- Juries are rarely used in civil cases but can be used in both the County and the High court,
- They are mainly used in defamation cases.
- In the High Court, the jury will be made up of 12 members and in the County Court there will be eight members.
- In civil matters the jury has a dual role as they decide both the verdict and assess damages to be awarded.
Role in Civil cases
- Jury trial is only available only in four types of cases in the High Court or County Court:
- false imprisonment
- malicious prosecution
- Only retained for these cases because they deal with character or reputations
- A judge can refuse to allow a jury in these cases if they think the evidence is too complicated.
- In exceptional circumstances a personal injury case in the High Court can use a jury. But since the case of Ward v James (1996) no personal injury case has been deemed exceptional.
Using Juries in Civil Courts AO2
- There are particular problems of using juries in civil trials, for example:

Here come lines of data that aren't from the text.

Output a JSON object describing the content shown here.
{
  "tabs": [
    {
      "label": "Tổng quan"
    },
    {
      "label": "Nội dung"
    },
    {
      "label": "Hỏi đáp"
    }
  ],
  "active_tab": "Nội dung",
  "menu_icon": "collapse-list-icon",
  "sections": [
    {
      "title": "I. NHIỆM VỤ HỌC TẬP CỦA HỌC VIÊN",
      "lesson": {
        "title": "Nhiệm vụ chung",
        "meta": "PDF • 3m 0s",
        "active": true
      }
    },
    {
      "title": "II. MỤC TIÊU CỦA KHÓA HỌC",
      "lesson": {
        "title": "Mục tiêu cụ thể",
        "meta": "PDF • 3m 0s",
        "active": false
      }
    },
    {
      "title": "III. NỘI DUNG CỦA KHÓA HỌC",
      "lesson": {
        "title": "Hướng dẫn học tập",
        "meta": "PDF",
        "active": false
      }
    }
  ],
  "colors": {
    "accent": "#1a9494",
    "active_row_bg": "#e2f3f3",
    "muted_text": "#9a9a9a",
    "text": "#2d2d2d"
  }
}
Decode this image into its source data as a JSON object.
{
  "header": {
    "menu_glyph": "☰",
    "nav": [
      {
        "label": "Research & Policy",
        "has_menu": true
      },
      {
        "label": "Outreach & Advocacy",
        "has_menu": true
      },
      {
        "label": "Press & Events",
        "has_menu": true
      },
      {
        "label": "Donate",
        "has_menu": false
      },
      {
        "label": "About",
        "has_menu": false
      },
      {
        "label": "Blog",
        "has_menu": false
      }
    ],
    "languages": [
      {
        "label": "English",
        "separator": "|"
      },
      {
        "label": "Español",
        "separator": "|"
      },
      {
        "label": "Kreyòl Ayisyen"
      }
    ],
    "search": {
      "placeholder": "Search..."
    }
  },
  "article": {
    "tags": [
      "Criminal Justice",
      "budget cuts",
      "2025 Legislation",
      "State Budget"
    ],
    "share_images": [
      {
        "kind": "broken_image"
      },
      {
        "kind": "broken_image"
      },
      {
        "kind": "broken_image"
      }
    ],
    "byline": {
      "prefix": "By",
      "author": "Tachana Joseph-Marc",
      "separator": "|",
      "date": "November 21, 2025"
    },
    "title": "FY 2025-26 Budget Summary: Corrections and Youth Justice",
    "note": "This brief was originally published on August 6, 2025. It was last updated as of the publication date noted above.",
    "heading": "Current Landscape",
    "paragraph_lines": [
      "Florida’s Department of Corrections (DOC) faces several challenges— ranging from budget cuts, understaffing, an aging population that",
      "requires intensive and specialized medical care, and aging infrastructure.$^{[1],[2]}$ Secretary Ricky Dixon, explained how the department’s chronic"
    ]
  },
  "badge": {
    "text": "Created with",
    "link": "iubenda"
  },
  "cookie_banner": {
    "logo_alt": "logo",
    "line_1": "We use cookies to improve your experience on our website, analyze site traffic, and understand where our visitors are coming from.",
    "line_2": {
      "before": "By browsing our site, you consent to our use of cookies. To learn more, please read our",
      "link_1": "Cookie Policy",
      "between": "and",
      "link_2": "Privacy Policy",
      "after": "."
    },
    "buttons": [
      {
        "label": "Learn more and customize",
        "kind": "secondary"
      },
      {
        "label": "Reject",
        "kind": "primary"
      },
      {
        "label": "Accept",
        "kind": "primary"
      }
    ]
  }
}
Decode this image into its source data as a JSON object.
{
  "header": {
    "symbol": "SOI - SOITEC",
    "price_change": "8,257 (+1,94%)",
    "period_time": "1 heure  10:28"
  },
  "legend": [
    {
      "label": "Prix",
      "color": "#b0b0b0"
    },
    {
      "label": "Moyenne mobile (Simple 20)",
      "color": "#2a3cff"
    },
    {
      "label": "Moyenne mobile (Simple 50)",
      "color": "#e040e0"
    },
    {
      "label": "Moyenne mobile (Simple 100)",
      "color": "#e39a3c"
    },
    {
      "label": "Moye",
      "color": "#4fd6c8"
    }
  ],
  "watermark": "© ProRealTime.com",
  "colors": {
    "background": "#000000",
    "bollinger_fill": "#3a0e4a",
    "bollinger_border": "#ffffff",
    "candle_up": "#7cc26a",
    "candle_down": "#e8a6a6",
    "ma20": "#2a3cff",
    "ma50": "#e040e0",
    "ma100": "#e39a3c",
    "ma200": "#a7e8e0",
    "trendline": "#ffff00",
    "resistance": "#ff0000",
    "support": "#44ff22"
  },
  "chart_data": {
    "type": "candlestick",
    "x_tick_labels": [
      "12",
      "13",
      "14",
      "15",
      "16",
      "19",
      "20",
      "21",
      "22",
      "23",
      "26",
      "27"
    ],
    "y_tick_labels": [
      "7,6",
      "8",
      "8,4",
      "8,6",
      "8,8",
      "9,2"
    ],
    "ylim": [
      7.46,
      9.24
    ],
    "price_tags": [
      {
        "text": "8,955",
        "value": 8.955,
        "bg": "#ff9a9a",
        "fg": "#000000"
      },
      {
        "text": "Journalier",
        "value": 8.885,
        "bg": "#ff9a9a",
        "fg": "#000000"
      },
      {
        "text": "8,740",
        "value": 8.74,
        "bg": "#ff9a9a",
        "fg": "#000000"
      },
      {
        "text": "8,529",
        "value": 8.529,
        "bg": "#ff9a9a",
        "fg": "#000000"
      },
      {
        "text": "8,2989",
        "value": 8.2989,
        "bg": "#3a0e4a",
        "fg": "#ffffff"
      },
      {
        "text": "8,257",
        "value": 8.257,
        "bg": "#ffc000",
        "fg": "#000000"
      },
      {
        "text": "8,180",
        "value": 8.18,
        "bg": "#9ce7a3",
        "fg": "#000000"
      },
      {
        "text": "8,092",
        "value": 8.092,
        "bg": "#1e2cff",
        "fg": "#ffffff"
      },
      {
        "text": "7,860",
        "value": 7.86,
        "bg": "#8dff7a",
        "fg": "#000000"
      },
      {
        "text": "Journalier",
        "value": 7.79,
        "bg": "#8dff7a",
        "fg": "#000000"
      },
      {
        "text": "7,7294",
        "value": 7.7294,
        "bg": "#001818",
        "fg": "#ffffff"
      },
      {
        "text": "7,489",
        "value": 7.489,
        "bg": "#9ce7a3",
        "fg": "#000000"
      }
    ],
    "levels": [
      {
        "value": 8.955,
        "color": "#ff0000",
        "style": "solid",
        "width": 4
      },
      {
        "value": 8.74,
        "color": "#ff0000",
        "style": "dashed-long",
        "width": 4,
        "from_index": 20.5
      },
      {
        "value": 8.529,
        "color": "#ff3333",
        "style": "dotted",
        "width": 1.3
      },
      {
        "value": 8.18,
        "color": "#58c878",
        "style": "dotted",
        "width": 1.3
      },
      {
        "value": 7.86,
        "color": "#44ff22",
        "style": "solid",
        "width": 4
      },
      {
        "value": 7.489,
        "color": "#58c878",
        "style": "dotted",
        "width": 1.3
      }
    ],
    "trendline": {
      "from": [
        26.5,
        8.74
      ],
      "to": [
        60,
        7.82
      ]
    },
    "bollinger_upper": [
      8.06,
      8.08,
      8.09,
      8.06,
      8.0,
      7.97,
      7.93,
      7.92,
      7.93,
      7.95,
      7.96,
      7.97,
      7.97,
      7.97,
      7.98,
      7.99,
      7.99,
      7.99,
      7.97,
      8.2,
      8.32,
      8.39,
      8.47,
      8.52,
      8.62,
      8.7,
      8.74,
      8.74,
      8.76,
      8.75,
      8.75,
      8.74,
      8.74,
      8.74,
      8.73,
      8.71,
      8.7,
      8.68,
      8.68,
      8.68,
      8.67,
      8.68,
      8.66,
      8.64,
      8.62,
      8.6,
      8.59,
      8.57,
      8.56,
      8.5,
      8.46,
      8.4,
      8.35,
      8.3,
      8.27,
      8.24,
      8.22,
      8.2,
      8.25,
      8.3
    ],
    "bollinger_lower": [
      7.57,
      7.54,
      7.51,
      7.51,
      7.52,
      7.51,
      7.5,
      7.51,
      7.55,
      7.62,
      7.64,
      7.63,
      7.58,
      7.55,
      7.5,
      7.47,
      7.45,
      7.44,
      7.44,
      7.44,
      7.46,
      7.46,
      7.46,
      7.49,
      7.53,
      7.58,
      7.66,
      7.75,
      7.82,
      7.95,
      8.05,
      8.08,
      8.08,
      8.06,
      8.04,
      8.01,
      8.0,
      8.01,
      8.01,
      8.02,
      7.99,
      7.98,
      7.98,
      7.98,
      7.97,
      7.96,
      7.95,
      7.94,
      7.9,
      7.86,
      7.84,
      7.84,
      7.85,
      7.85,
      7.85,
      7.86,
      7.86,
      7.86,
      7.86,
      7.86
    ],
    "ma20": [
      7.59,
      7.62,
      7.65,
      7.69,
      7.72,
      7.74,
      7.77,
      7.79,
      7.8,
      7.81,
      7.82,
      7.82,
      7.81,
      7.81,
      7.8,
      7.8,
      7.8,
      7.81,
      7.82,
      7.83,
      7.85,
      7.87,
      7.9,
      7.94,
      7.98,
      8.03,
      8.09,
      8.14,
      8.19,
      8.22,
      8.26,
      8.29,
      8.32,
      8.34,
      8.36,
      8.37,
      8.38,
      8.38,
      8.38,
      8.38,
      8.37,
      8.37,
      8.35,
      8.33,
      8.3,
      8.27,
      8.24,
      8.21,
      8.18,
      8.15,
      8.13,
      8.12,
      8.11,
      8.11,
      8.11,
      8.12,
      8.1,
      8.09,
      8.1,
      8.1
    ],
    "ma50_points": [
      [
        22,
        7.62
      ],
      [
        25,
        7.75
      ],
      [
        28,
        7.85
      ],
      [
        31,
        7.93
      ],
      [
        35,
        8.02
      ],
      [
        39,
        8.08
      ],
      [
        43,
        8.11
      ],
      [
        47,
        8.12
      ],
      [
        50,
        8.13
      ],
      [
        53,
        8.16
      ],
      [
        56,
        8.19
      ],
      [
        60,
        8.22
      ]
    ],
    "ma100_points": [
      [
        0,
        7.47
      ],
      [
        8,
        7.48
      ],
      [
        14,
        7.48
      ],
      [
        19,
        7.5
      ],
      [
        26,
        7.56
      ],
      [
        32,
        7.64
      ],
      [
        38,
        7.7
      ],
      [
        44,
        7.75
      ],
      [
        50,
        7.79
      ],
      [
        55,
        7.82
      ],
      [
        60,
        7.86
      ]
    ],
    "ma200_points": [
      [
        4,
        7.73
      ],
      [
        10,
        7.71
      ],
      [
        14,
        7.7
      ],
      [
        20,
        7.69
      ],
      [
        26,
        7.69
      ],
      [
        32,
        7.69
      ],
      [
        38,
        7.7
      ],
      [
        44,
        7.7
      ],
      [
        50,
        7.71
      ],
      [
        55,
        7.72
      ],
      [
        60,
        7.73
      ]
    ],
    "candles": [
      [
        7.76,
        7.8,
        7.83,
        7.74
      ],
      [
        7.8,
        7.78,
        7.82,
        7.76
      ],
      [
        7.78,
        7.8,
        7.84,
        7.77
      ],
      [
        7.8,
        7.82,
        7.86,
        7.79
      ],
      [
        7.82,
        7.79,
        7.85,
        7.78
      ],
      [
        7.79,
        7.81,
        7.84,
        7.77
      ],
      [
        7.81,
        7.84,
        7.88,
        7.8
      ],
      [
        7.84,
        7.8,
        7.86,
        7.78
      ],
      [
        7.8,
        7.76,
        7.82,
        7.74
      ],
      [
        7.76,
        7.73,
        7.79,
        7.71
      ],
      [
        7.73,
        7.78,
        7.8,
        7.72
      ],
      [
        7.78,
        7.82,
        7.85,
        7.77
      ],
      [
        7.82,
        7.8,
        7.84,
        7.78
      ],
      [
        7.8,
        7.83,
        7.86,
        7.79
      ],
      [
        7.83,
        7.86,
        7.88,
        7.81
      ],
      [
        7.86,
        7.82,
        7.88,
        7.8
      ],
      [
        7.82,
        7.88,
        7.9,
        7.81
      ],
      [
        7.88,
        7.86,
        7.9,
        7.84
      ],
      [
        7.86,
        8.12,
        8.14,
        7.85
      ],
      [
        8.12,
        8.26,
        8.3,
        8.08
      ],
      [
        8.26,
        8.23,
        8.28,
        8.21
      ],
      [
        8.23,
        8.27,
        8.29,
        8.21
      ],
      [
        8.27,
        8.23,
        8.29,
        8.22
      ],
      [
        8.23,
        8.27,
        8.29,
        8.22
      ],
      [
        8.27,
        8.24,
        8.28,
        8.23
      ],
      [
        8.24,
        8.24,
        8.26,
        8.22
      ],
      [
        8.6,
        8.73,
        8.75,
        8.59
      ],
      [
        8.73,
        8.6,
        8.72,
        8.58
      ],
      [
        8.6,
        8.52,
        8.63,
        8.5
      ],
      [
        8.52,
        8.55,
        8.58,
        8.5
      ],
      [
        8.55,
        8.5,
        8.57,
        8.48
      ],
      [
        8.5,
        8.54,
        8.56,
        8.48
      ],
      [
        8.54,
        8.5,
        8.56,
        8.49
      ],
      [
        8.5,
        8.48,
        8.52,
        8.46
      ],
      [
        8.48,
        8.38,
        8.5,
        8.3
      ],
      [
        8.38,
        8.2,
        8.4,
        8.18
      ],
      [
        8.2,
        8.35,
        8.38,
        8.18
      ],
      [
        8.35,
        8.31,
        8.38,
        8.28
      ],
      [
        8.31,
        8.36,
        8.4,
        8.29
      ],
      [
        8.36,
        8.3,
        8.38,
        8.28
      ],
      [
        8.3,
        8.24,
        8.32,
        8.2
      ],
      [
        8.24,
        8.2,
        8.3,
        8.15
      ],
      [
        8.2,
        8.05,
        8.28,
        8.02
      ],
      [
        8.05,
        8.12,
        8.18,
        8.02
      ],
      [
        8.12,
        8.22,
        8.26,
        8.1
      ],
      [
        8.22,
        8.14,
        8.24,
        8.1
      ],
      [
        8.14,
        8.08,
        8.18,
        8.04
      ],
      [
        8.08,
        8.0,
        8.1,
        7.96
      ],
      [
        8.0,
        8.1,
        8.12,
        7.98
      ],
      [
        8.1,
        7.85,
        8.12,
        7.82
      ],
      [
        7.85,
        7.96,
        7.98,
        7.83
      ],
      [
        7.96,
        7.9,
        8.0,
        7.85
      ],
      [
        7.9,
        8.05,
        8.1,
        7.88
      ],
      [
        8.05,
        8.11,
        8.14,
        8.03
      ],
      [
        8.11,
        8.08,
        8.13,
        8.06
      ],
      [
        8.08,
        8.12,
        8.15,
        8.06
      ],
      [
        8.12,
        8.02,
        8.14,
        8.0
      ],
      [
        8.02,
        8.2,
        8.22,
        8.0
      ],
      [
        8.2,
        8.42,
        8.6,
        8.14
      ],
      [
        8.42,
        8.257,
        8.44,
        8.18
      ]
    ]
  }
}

- Civil juries decide both the verdict and the amount of damages. In terms of damages, juries do not use past precedent and therefore it is extremely difficult to predict the amount of damages that will be awarded, which cases difficulty for lawyers advising clients.
- If public figures are involved there may be bias
- Cost of using a jury makes the case much more expensive for the losing party
- Juries are used in the Coroner's Court to enquire into suspicious deaths, for example when death occurred while in custody or the cause of death is unknown.
- There will be between seven and eleven jurors used.
Advantages of using juries
- Public confidence - one of the fundamentals of a democratic society. As Lord Devlin said juries are 'The lamp that shows that freedom lives'.
- Jury equity - decide on fairness not just the law (Kronlid 1996), Ponting (1985)
- Open system of justice - Justice is seen to be done
- Lawyers have to explain matters simply (no technical jargon) thus allowing D and the public to follow proceedings
- Allows the ordinary person to take part in the administration of justice
- Secrecy of the jury room - allows the jury to be free of outside pressure.
Disadvantages of using juries
- Perverse decisions - can be protest against the law but is it up to a jury?
- Jury tampering by for example bribery and threats. This may lead to trial by judge alone - R V Tworney and others (2009)
- Racial bias as there is no right to a mutli-racial jury - Saunder v UK (2000)
- Media coverage may influence jurors - R v West (1996), R v Taylor and Taylor (1993)
- Lack of understanding - especially for fraud trials, which are extremely complex and the trial can last a very long time
- Secrecy of the jury room - it is unknown how they mae the decision and there may be questionable decisions which cannot be appealed - R v Mirza and R v Connor and Rollock (2004). However, this does not include suspicious practice outside the jury room - R v Young (Stephen) (1995)
Alternatives to juries
- trial by single judge
- a panel of judges
- a judge plus lay assessors